Drug information provided by: IBM Micromedex
It is very important that your doctor check your or your child's progress at regular visits to make sure the medicine is working properly and to decide if you should continue to use it. Blood tests may be needed to check for any unwanted effects.
Do not use dexmethylphenidate together with a monoamine oxidase (MAO) inhibitor (eg, isocarboxazid [Marplan®], phenelzine [Nardil®], selegiline [Eldepryl®], tranylcypromine [Parnate®]). Do not start using this medicine during the 2 weeks after you stop an MAO inhibitor. If you take them together or do not wait 2 weeks, you may develop confusion, agitation, headaches, restlessness, stomach or bowel symptoms, a sudden high body temperature, an extremely high blood pressure, or severe convulsions (seizures).
You or your child will also need to have your blood pressure and heart rate measured before starting this medicine and while you are using it. If you notice any change in your blood pressure, call your doctor right away. If you have questions about this, talk to your doctor.
Dexmethylphenidate may cause serious heart or blood vessel problems. This may be more likely to occur in patients who have a family history of heart disease.
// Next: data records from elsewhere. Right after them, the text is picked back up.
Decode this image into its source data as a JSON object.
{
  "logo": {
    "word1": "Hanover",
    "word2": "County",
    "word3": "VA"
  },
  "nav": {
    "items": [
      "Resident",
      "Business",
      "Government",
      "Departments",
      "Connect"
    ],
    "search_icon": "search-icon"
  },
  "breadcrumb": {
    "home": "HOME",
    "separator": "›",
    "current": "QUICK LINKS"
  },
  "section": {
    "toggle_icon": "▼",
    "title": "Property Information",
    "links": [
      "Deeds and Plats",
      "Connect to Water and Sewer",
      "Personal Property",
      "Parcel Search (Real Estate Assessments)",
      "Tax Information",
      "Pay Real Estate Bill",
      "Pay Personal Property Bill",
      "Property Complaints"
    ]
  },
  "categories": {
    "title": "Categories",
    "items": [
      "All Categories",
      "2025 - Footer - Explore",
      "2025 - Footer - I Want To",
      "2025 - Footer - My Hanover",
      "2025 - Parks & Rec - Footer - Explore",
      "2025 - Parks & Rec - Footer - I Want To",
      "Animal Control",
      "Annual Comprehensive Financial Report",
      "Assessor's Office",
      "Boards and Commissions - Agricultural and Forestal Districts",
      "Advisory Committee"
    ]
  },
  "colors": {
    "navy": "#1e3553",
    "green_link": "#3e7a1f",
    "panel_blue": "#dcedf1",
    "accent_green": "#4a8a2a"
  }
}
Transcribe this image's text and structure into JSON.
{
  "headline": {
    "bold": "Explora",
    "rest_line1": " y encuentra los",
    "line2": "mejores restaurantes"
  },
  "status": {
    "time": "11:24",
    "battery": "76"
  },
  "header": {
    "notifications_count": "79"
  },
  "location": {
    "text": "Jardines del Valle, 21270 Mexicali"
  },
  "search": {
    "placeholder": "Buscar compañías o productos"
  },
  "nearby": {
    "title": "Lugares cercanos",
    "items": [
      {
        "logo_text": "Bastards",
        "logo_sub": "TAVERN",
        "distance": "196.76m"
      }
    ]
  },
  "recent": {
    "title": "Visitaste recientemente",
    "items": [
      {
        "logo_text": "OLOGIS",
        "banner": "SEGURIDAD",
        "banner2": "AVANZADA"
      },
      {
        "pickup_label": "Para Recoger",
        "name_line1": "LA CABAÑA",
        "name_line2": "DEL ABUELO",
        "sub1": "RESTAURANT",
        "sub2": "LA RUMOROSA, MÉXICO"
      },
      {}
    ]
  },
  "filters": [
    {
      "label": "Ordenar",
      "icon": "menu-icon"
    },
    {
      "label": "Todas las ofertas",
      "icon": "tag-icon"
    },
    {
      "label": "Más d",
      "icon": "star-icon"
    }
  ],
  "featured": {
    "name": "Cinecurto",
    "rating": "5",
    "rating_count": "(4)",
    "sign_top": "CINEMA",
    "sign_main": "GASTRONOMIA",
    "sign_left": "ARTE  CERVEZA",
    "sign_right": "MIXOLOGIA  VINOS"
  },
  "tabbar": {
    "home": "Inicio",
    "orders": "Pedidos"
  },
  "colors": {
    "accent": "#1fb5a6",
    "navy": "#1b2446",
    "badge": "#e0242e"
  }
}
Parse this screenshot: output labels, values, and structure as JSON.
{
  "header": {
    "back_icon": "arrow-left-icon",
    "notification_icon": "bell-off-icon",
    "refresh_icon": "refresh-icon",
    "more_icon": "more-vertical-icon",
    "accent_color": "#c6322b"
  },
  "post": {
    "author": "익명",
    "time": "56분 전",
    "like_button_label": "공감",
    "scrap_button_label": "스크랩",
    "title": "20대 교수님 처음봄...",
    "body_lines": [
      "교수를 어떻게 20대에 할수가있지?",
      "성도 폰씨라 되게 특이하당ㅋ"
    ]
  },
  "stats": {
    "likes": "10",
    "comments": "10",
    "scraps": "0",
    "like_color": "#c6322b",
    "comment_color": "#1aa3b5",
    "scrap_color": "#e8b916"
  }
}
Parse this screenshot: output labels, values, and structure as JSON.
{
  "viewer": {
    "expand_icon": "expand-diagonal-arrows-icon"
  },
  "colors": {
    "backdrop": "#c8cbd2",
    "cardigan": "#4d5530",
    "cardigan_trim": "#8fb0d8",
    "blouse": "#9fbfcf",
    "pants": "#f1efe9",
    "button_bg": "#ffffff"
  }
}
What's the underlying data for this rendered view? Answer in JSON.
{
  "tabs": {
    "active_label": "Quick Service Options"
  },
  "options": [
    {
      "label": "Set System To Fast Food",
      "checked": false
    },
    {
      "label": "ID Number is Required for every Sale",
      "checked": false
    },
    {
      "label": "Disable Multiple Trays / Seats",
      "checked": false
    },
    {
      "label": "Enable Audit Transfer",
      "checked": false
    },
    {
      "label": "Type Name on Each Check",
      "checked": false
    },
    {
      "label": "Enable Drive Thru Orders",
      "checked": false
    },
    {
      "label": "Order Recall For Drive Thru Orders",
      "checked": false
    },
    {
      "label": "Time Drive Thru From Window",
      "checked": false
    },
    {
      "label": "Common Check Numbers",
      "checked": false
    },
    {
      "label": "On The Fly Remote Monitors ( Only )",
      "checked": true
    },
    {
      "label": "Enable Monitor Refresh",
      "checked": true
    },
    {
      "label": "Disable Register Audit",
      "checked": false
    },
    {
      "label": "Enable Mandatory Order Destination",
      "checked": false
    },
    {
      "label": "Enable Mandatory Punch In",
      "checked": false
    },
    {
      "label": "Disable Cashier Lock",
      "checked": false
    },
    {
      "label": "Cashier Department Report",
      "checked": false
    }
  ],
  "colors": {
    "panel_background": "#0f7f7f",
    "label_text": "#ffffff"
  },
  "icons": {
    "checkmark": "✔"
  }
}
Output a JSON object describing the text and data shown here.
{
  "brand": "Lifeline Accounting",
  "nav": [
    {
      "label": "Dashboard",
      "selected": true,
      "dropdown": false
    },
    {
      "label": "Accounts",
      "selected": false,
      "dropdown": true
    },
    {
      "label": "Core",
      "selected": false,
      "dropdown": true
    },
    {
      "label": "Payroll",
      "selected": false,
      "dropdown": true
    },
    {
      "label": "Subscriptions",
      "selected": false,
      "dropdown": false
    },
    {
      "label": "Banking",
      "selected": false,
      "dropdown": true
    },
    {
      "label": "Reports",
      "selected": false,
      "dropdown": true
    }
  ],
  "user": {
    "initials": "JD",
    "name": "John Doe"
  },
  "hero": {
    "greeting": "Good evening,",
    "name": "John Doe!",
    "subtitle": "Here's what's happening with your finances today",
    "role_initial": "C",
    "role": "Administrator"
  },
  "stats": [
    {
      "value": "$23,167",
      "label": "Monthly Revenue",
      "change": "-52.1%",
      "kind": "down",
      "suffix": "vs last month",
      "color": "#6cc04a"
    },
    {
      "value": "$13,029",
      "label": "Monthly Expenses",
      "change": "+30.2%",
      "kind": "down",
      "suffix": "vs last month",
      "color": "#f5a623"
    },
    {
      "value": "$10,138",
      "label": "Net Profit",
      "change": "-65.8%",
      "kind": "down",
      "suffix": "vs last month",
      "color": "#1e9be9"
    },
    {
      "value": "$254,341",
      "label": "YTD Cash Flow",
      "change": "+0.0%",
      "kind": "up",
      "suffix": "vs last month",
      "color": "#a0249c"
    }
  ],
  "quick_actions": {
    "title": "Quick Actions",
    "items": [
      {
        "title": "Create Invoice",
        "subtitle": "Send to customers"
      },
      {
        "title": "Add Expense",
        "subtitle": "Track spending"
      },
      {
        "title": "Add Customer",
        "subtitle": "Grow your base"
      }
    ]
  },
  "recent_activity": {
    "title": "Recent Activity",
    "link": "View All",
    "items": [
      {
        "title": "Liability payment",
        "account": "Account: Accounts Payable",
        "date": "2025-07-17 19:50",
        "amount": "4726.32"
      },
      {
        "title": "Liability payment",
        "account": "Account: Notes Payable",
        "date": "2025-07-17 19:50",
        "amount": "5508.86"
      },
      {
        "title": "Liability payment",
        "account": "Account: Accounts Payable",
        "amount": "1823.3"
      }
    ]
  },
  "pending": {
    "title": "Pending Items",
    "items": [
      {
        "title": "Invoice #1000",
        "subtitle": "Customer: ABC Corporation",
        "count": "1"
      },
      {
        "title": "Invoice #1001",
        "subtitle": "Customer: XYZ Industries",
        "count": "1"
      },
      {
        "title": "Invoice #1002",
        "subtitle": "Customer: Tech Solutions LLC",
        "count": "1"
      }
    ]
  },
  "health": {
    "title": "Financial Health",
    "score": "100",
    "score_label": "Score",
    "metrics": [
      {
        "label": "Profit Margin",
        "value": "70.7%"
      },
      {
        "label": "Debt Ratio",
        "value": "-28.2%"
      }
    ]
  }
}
Check with your doctor right away if you have chest pain, trouble breathing, or fainting while using this medicine.
Tell your doctor right away if you or your family notice any unusual changes in behavior, such as an increase in aggression, hostility, agitation, irritability, or suicidal thinking or behavior. Also tell your doctor if you or your child see, hear, or feel things that are not there, or have any unusual thoughts, especially if they are new or getting worse quickly.
If you have been using this medicine for a long time and you think you may have become mentally or physically dependent on it, check with your doctor right away. Some signs of dependence may include:
A strong desire or need to continue using the medicine.
A need to increase the dose to receive the same effects.
Withdrawal effects after stopping the medicine, such as irritability, anxiety, unusual tiredness or weakness, nightmares, trouble sleeping or oversleeping, increased appetite, agitation, or slowing of mental and physical activity.
This medicine may cause slow growth and weight loss. If your child is using this medicine, the doctor will need to keep track of your child's height and weight.
If you or your child experience a prolonged or painful erection of the penis for more than 4 hours, check with your doctor right away.
This medicine may cause Raynaud's phenomenon, which is a problem with blood circulation in the fingers or toes. Tell your doctor if you have tingling or pain, a cold feeling, paleness, or skin color changes in the fingers or toes, especially when exposed to cold temperatures. Call your doctor right away if you have unexplained sores or ulcers on your fingers or toes.
Tell any doctor or dentist who treats you that you are using this medicine. You may need to stop using this medicine on the day you have your surgery.
Do not take other medicines unless they have been discussed with your doctor. This includes prescription or nonprescription (over-the-counter [OTC]) medicines, and especially those for appetite control, asthma, colds, cough, hay fever, allergies, or sinus problems.